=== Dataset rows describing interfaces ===
= Beginning of Section =

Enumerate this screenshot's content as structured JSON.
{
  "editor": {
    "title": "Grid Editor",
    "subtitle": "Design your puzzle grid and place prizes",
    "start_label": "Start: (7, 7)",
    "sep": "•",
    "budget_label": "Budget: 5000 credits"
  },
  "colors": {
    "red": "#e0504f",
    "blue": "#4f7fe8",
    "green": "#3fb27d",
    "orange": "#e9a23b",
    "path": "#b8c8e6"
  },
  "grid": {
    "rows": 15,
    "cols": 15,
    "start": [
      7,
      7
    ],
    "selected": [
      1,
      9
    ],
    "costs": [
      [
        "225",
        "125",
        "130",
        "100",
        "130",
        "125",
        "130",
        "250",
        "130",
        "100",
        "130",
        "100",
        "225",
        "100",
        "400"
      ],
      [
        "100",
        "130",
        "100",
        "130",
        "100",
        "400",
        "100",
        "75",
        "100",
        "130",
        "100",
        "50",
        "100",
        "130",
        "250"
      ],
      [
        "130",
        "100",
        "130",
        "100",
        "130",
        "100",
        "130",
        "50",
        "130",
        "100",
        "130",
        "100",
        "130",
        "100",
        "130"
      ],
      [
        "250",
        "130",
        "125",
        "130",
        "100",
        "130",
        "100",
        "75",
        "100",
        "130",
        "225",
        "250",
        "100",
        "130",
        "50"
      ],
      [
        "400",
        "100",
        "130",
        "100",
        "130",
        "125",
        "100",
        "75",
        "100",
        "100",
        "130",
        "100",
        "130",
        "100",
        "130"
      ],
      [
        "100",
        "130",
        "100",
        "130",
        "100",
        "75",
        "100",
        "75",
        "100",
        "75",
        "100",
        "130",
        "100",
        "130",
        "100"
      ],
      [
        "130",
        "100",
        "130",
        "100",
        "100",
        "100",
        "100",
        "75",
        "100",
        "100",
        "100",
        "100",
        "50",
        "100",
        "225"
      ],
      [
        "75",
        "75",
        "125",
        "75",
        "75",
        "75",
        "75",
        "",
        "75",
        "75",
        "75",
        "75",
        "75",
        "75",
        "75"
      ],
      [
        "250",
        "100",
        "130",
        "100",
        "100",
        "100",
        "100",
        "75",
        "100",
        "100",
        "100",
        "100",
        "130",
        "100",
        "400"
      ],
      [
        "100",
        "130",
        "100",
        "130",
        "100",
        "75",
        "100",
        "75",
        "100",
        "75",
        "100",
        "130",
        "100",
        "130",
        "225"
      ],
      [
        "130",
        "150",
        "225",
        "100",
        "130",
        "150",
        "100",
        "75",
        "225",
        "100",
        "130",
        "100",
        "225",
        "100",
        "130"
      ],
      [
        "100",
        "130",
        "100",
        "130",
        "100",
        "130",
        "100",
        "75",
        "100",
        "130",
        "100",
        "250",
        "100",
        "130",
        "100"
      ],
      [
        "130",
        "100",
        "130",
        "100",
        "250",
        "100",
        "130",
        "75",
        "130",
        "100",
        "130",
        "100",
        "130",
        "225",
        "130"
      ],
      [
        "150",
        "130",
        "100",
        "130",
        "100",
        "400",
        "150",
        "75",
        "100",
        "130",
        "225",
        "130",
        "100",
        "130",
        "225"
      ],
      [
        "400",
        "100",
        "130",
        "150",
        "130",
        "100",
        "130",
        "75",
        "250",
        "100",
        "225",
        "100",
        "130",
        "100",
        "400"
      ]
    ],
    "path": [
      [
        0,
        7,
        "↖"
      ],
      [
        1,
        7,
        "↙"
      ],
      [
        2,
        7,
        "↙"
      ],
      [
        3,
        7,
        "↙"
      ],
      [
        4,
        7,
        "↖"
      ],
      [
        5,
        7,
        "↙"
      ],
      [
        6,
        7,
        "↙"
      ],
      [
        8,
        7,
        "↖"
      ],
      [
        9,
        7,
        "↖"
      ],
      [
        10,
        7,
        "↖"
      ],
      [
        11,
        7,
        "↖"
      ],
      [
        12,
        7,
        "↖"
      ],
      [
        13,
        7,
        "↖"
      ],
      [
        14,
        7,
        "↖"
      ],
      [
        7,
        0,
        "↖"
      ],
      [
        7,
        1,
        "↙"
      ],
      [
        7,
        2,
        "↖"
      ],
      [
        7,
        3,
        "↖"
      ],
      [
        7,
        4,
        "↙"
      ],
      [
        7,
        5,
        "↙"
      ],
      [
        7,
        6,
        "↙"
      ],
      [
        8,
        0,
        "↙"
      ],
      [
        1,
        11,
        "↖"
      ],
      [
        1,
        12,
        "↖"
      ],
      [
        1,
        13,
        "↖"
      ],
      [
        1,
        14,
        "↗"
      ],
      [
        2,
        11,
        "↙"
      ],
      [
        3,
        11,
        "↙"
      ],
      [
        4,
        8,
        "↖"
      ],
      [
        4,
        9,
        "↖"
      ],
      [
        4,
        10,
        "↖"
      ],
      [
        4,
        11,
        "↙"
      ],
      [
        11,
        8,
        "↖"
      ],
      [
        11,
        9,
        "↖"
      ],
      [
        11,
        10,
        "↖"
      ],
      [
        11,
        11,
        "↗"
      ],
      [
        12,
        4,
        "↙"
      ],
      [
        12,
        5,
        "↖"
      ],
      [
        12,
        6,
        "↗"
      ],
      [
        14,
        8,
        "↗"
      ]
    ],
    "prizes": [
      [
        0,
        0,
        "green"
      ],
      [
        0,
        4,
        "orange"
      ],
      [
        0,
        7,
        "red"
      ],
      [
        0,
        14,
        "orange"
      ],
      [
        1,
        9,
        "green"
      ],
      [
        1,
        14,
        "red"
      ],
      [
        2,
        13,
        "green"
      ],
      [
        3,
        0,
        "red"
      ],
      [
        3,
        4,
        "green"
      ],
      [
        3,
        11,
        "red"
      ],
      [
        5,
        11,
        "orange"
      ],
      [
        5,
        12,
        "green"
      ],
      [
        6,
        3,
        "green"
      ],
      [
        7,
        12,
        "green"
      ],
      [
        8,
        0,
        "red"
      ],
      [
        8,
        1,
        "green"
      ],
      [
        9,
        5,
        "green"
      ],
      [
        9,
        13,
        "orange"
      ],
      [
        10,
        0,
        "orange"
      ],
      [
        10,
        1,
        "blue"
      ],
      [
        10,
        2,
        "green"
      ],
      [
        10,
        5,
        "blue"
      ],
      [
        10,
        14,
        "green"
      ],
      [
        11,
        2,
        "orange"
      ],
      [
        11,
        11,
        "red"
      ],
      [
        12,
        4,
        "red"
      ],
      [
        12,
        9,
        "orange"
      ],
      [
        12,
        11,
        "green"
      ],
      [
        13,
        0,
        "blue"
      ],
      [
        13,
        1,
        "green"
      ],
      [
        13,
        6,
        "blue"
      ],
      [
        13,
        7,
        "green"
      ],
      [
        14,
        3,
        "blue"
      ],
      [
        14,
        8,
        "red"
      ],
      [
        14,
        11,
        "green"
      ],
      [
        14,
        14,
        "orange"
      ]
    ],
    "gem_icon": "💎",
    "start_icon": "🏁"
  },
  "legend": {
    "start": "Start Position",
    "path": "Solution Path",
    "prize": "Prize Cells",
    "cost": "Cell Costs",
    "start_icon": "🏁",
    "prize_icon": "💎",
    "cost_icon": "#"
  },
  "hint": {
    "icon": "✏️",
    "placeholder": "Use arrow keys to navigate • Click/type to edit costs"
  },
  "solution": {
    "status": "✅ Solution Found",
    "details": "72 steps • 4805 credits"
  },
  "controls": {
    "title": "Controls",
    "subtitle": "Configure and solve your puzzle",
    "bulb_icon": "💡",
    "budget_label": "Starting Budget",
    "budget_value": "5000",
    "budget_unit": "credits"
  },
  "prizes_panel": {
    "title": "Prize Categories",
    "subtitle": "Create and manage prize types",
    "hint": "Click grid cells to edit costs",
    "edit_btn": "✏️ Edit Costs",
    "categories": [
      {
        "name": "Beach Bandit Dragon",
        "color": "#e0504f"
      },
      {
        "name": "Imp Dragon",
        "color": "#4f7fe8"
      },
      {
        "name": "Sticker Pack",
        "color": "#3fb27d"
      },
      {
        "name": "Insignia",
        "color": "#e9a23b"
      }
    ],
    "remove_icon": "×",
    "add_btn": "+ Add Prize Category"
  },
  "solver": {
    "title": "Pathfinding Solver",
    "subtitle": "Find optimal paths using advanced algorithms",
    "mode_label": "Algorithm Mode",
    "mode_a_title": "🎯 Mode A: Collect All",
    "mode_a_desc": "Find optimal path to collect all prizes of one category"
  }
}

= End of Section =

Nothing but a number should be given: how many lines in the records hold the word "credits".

3